Statoil will hold meetings June 25 in Boothbay, June 26 in Rockland and June 27 in Portland, according to the Portland Press Herald. The company plans to share with the public updates on its progress on environmental studies and other permitting requirements for Hywind Maine. It's still early in the process, though; Statoil officials said they won't make a decision about whether to move ahead with the project until 2014.
Statoil's turbines, which have been tested in Norway, are not anchored to the ocean floor but rather float on the ocean's surface. Ola Morten Aanestad, a vice president with Statoil, told Mainebiz the company chose Maine as another test site primarily because of favorable wind conditions and proximity to the New England power market. He said Maine also has businesses in the right industries to act as suppliers for such a project, as well as public support for wind power. The Maine Public Utilities Commission in September 2010 issued a request for proposals for long-term contracts for deepwater, offshore wind energy pilot projects.
According to the application it filed last October with the federal Bureau of Energy Management, Maine is also desirable because research on the area, including ocean conditions and environmental issues, has already been done by the University of Maine in anticipation of its offshore wind test site. The report was funded by the U.S. Department of Energy and done in conjunction with James W. Sewall Co.

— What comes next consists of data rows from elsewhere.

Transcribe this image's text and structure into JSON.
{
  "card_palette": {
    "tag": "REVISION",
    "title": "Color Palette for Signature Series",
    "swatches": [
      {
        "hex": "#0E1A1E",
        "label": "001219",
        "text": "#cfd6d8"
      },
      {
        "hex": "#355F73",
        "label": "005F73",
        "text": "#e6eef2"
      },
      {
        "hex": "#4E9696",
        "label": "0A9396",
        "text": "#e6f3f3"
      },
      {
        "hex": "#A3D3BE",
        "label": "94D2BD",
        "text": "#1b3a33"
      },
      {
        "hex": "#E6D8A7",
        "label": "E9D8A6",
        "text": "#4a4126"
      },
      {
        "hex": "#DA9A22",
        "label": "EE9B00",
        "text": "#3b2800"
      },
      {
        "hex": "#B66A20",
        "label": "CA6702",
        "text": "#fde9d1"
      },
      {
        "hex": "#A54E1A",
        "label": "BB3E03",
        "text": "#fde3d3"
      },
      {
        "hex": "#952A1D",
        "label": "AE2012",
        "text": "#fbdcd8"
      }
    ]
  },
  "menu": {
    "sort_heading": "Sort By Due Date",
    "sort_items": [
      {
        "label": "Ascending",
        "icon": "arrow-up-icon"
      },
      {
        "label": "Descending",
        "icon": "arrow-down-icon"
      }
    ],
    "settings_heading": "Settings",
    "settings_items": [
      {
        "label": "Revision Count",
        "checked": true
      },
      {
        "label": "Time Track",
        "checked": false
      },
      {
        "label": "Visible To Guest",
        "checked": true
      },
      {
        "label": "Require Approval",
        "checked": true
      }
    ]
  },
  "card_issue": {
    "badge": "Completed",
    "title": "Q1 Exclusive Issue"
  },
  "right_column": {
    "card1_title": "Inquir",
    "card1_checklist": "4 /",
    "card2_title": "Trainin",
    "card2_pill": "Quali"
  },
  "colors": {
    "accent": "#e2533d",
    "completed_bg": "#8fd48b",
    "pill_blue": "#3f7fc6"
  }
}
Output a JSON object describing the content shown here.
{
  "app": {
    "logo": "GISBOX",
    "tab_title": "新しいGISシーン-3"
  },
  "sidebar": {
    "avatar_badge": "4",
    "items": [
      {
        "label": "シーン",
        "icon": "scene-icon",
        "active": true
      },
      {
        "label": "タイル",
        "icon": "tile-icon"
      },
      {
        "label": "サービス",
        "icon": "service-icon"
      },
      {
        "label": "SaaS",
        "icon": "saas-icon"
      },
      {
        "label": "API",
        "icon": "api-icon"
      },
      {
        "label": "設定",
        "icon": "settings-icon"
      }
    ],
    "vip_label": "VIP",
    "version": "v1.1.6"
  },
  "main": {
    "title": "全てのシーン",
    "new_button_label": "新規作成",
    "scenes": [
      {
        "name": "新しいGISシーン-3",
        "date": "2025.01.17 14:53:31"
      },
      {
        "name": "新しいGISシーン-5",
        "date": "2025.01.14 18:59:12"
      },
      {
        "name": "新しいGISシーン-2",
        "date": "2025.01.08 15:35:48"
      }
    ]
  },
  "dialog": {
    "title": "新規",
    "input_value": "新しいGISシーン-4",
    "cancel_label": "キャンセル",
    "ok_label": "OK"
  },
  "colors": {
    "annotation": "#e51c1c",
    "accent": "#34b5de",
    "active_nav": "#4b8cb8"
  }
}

If it does pursue the project, Statoil hopes to make the turbines operational by 2016. Hywind Maine would be the country's first deepwater floating wind farm. It also has another test site in the works near Scotland.